(Interface dataset entries)
****

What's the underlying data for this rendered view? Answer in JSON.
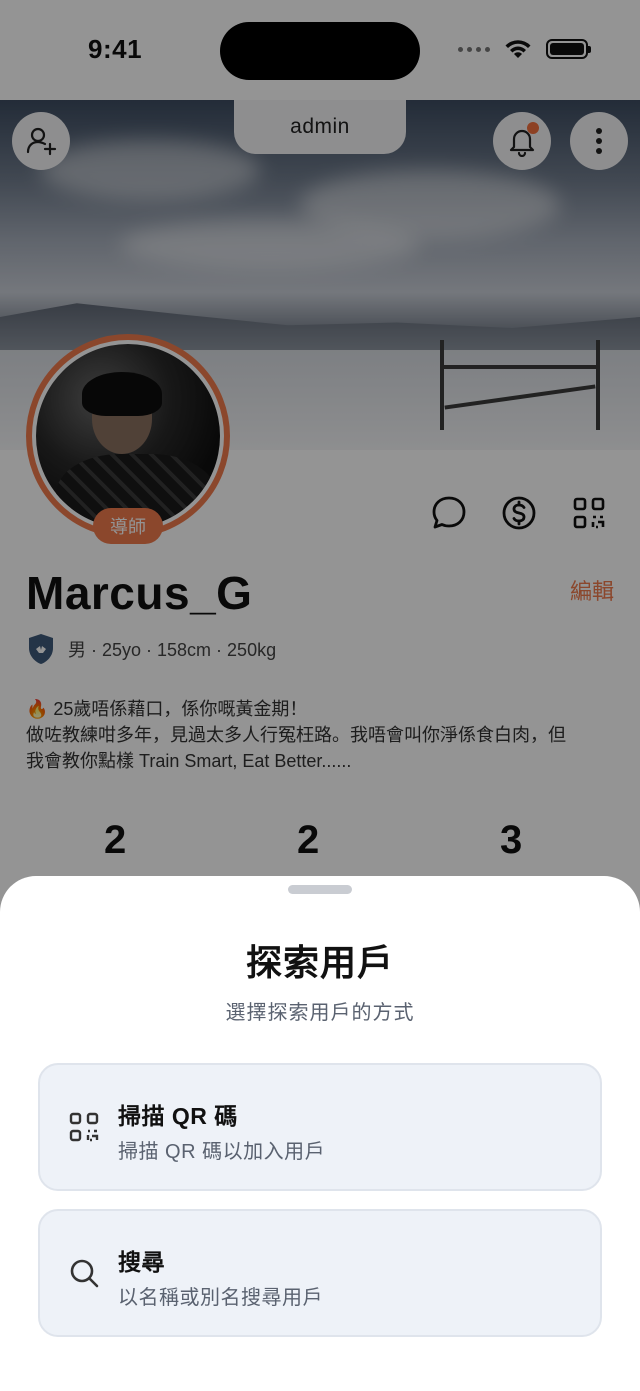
{
  "status_bar": {
    "time": "9:41"
  },
  "header": {
    "center_tab": "admin"
  },
  "profile": {
    "role_badge": "導師",
    "username": "Marcus_G",
    "edit_label": "編輯",
    "meta": "男 · 25yo · 158cm · 250kg",
    "bio_line1": "🔥 25歲唔係藉口，係你嘅黃金期！",
    "bio_line2": "做咗教練咁多年，見過太多人行冤枉路。我唔會叫你淨係食白肉，但",
    "bio_line3": "我會教你點樣 Train Smart, Eat Better......",
    "stats": [
      "2",
      "2",
      "3"
    ]
  },
  "sheet": {
    "title": "探索用戶",
    "subtitle": "選擇探索用戶的方式",
    "options": [
      {
        "title": "掃描 QR 碼",
        "desc": "掃描 QR 碼以加入用戶",
        "icon": "qr-scan-icon"
      },
      {
        "title": "搜尋",
        "desc": "以名稱或別名搜尋用戶",
        "icon": "search-icon"
      }
    ]
  },
  "colors": {
    "accent": "#f07a4d",
    "sheet_option_bg": "#eef2f8",
    "overlay": "rgba(0,0,0,0.42)"
  }
}
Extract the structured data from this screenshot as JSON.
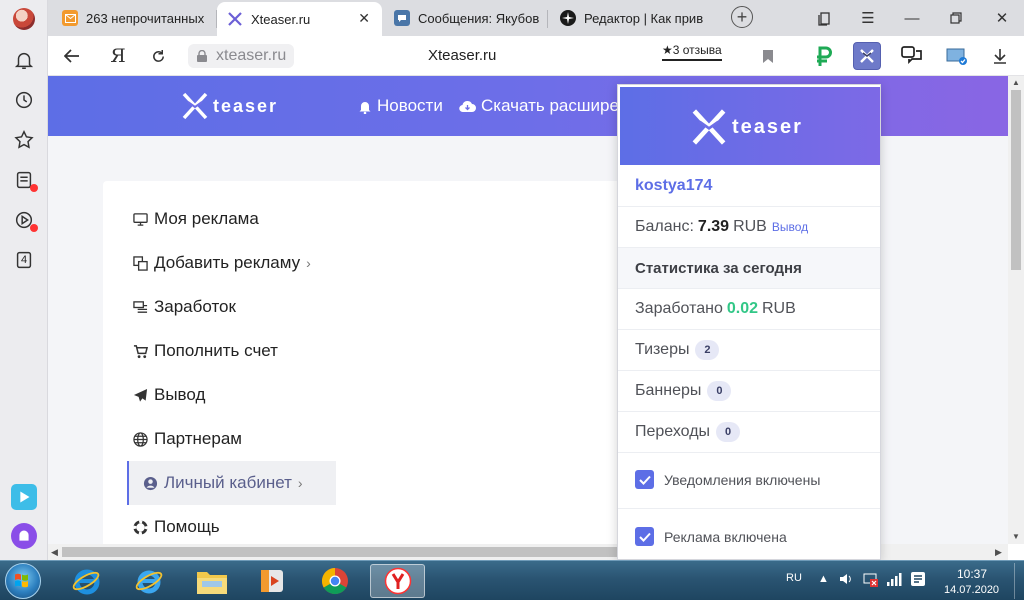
{
  "browser": {
    "tabs": [
      {
        "label": "263 непрочитанных",
        "favicon": "mail-icon",
        "active": false
      },
      {
        "label": "Xteaser.ru",
        "favicon": "xteaser-icon",
        "active": true
      },
      {
        "label": "Сообщения: Якубов",
        "favicon": "chat-icon",
        "active": false
      },
      {
        "label": "Редактор | Как прив",
        "favicon": "star-icon",
        "active": false
      }
    ],
    "address": {
      "domain": "xteaser.ru",
      "page_title": "Xteaser.ru",
      "reviews": "★3 отзыва"
    },
    "sidebar_badge": "4"
  },
  "site": {
    "logo": "teaser",
    "nav": [
      {
        "label": "Новости",
        "icon": "bell-icon"
      },
      {
        "label": "Скачать расшире",
        "icon": "cloud-download-icon"
      }
    ],
    "menu": [
      {
        "label": "Моя реклама",
        "icon": "monitor-icon",
        "has_chevron": false,
        "active": false
      },
      {
        "label": "Добавить рекламу",
        "icon": "copy-icon",
        "has_chevron": true,
        "active": false
      },
      {
        "label": "Заработок",
        "icon": "money-icon",
        "has_chevron": false,
        "active": false
      },
      {
        "label": "Пополнить счет",
        "icon": "cart-icon",
        "has_chevron": false,
        "active": false
      },
      {
        "label": "Вывод",
        "icon": "paper-plane-icon",
        "has_chevron": false,
        "active": false
      },
      {
        "label": "Партнерам",
        "icon": "globe-icon",
        "has_chevron": false,
        "active": false
      },
      {
        "label": "Личный кабинет",
        "icon": "user-circle-icon",
        "has_chevron": true,
        "active": true
      },
      {
        "label": "Помощь",
        "icon": "lifebuoy-icon",
        "has_chevron": false,
        "active": false
      }
    ]
  },
  "popup": {
    "logo": "teaser",
    "username": "kostya174",
    "balance_label": "Баланс:",
    "balance_value": "7.39",
    "balance_currency": "RUB",
    "withdraw_link": "Вывод",
    "stats_heading": "Статистика за сегодня",
    "earned_label": "Заработано",
    "earned_value": "0.02",
    "earned_currency": "RUB",
    "teasers_label": "Тизеры",
    "teasers_count": "2",
    "banners_label": "Баннеры",
    "banners_count": "0",
    "clicks_label": "Переходы",
    "clicks_count": "0",
    "notifications_label": "Уведомления включены",
    "notifications_on": true,
    "ads_label": "Реклама включена",
    "ads_on": true
  },
  "taskbar": {
    "language": "RU",
    "time": "10:37",
    "date": "14.07.2020"
  },
  "colors": {
    "accent": "#5d6ee6",
    "header_end": "#8966e4",
    "green": "#32c787"
  }
}
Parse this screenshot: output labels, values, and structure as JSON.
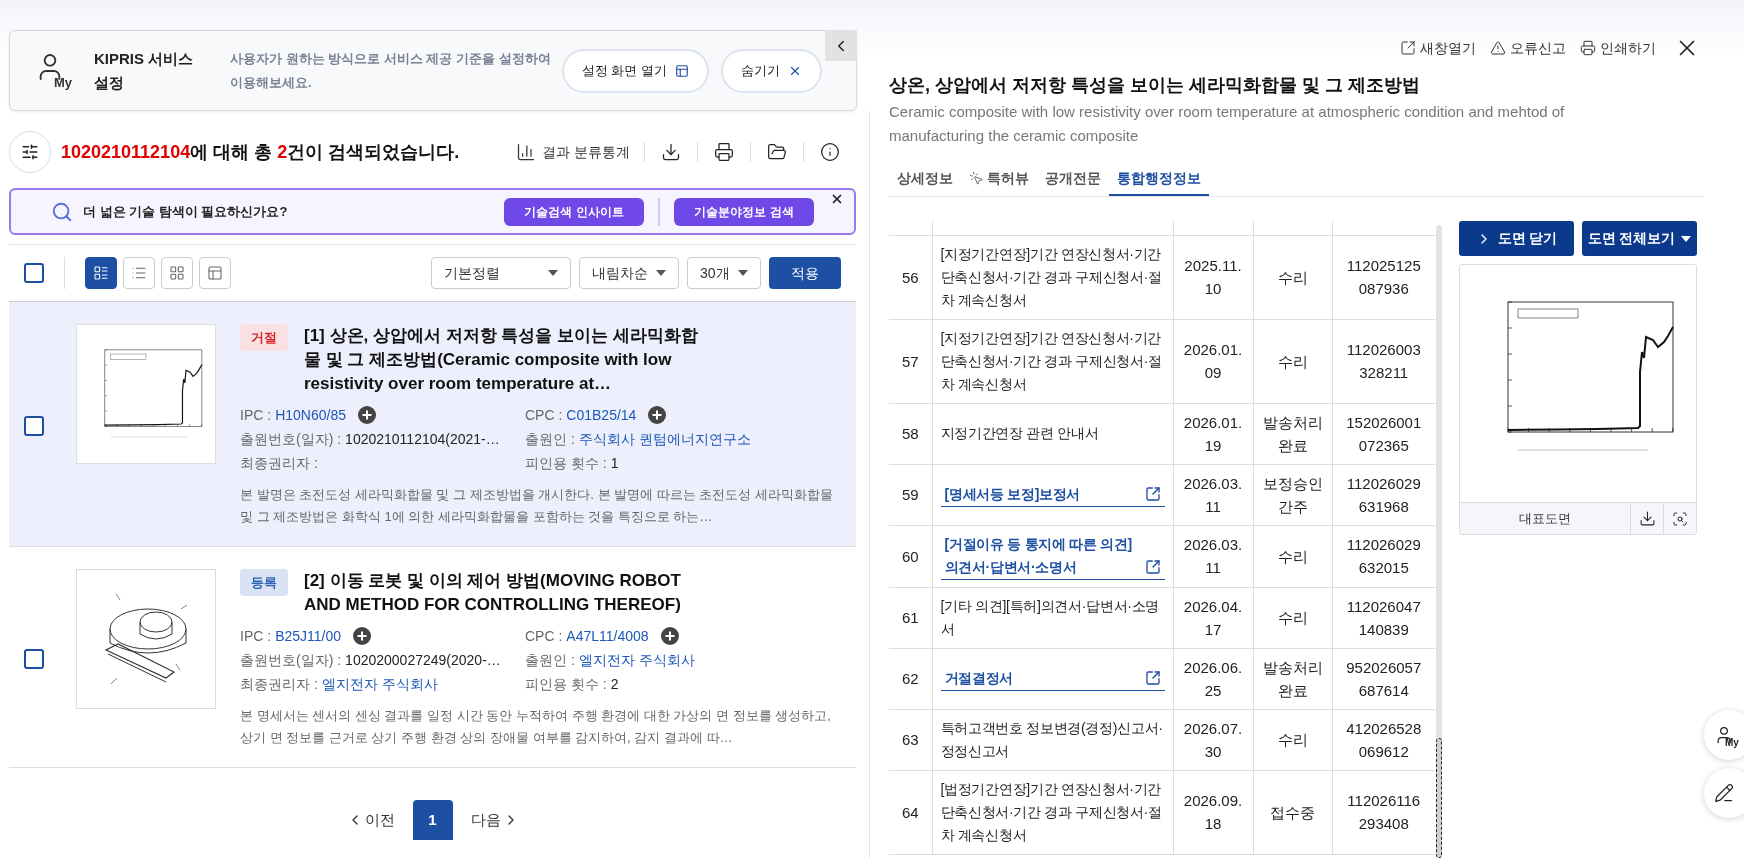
{
  "settings_card": {
    "icon_text": "My",
    "title": "KIPRIS 서비스 설정",
    "description": "사용자가 원하는 방식으로 서비스 제공 기준을 설정하여 이용해보세요.",
    "buttons": [
      {
        "kind": "open",
        "label": "설정 화면 열기"
      },
      {
        "kind": "hide",
        "label": "숨기기"
      }
    ]
  },
  "result_summary": {
    "query": "1020210112104",
    "middle": "에 대해 총 ",
    "count": "2",
    "tail": "건이 검색되었습니다."
  },
  "result_tools": [
    {
      "kind": "stats",
      "label": "결과 분류통계"
    },
    {
      "kind": "download"
    },
    {
      "kind": "print"
    },
    {
      "kind": "folder"
    },
    {
      "kind": "info"
    }
  ],
  "banner": {
    "text": "더 넓은 기술 탐색이 필요하신가요?",
    "buttons": [
      "기술검색 인사이트",
      "기술분야정보 검색"
    ]
  },
  "toolbar": {
    "select_all_checked": false,
    "view_modes": [
      {
        "kind": "detail",
        "selected": true
      },
      {
        "kind": "list",
        "selected": false
      },
      {
        "kind": "grid",
        "selected": false
      },
      {
        "kind": "split",
        "selected": false
      }
    ],
    "sort": "기본정렬",
    "order": "내림차순",
    "page_size": "30개",
    "apply": "적용"
  },
  "results": [
    {
      "checked": false,
      "selected": true,
      "thumbnail": {
        "kind": "graph"
      },
      "status": {
        "label": "거절",
        "kind": "rejected"
      },
      "title": "[1] 상온, 상압에서 저저항 특성을 보이는 세라믹화합물 및 그 제조방법(Ceramic composite with low resistivity over room temperature at…",
      "fields": [
        {
          "label": "IPC :",
          "value": "H10N60/85",
          "kind": "code"
        },
        {
          "label": "CPC :",
          "value": "C01B25/14",
          "kind": "code"
        },
        {
          "label": "출원번호(일자) :",
          "value": "1020210112104(2021-…",
          "kind": "text"
        },
        {
          "label": "출원인 :",
          "value": "주식회사 퀀텀에너지연구소",
          "kind": "link"
        },
        {
          "label": "최종권리자 :",
          "kind": "empty"
        },
        {
          "label": "피인용 횟수 :",
          "value": "1",
          "kind": "text"
        }
      ],
      "abstract": "본 발명은 초전도성 세라믹화합물 및 그 제조방법을 개시한다. 본 발명에 따르는 초전도성 세라믹화합물 및 그 제조방법은 화학식 1에 의한 세라믹화합물을 포함하는 것을 특징으로 하는…"
    },
    {
      "checked": false,
      "selected": false,
      "thumbnail": {
        "kind": "device"
      },
      "status": {
        "label": "등록",
        "kind": "registered"
      },
      "title": "[2] 이동 로봇 및 이의 제어 방법(MOVING ROBOT AND METHOD FOR CONTROLLING THEREOF)",
      "fields": [
        {
          "label": "IPC :",
          "value": "B25J11/00",
          "kind": "code"
        },
        {
          "label": "CPC :",
          "value": "A47L11/4008",
          "kind": "code"
        },
        {
          "label": "출원번호(일자) :",
          "value": "1020200027249(2020-…",
          "kind": "text"
        },
        {
          "label": "출원인 :",
          "value": "엘지전자 주식회사",
          "kind": "link"
        },
        {
          "label": "최종권리자 :",
          "value": "엘지전자 주식회사",
          "kind": "link"
        },
        {
          "label": "피인용 횟수 :",
          "value": "2",
          "kind": "text"
        }
      ],
      "abstract": "본 명세서는 센서의 센싱 결과를 일정 시간 동안 누적하여 주행 환경에 대한 가상의 면 정보를 생성하고, 상기 면 정보를 근거로 상기 주행 환경 상의 장애물 여부를 감지하여, 감지 결과에 따…"
    }
  ],
  "pagination": {
    "prev": "이전",
    "pages": [
      {
        "label": "1",
        "selected": true
      }
    ],
    "next": "다음"
  },
  "detail": {
    "actions": [
      {
        "kind": "new-window",
        "label": "새창열기"
      },
      {
        "kind": "report",
        "label": "오류신고"
      },
      {
        "kind": "print",
        "label": "인쇄하기"
      }
    ],
    "title": "상온, 상압에서 저저항 특성을 보이는 세라믹화합물 및 그 제조방법",
    "title_en": "Ceramic composite with low resistivity over room temperature at atmospheric condition and mehtod of manufacturing the ceramic composite",
    "tabs": [
      {
        "label": "상세정보",
        "selected": false
      },
      {
        "label": "특허뷰",
        "selected": false,
        "kind": "icon"
      },
      {
        "label": "공개전문",
        "selected": false
      },
      {
        "label": "통합행정정보",
        "selected": true
      }
    ],
    "rows": [
      {
        "no": "56",
        "document": "[지정기간연장]기간 연장신청서·기간 단축신청서·기간 경과 구제신청서·절차 계속신청서",
        "link": false,
        "date": "2025.11.10",
        "status": "수리",
        "number": "112025125087936"
      },
      {
        "no": "57",
        "document": "[지정기간연장]기간 연장신청서·기간 단축신청서·기간 경과 구제신청서·절차 계속신청서",
        "link": false,
        "date": "2026.01.09",
        "status": "수리",
        "number": "112026003328211"
      },
      {
        "no": "58",
        "document": "지정기간연장 관련 안내서",
        "link": false,
        "date": "2026.01.19",
        "status": "발송처리 완료",
        "number": "152026001072365"
      },
      {
        "no": "59",
        "document": "[명세서등 보정]보정서",
        "link": true,
        "date": "2026.03.11",
        "status": "보정승인 간주",
        "number": "112026029631968"
      },
      {
        "no": "60",
        "document": "[거절이유 등 통지에 따른 의견]의견서·답변서·소명서",
        "link": true,
        "date": "2026.03.11",
        "status": "수리",
        "number": "112026029632015"
      },
      {
        "no": "61",
        "document": "[기타 의견][특허]의견서·답변서·소명서",
        "link": false,
        "date": "2026.04.17",
        "status": "수리",
        "number": "112026047140839"
      },
      {
        "no": "62",
        "document": "거절결정서",
        "link": true,
        "date": "2026.06.25",
        "status": "발송처리 완료",
        "number": "952026057687614"
      },
      {
        "no": "63",
        "document": "특허고객번호 정보변경(경정)신고서·정정신고서",
        "link": false,
        "date": "2026.07.30",
        "status": "수리",
        "number": "412026528069612"
      },
      {
        "no": "64",
        "document": "[법정기간연장]기간 연장신청서·기간 단축신청서·기간 경과 구제신청서·절차 계속신청서",
        "link": false,
        "date": "2026.09.18",
        "status": "접수중",
        "number": "112026116293408"
      }
    ],
    "drawing_panel": {
      "buttons": [
        {
          "kind": "close",
          "label": "도면 닫기"
        },
        {
          "kind": "all",
          "label": "도면 전체보기"
        }
      ],
      "caption": "대표도면"
    }
  },
  "floating_buttons": [
    {
      "kind": "my",
      "label": "My"
    },
    {
      "kind": "edit"
    }
  ]
}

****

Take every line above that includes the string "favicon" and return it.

        "favicon": "mail-icon",
        "favicon": "xteaser-icon",
        "favicon": "chat-icon",
        "favicon": "star-icon",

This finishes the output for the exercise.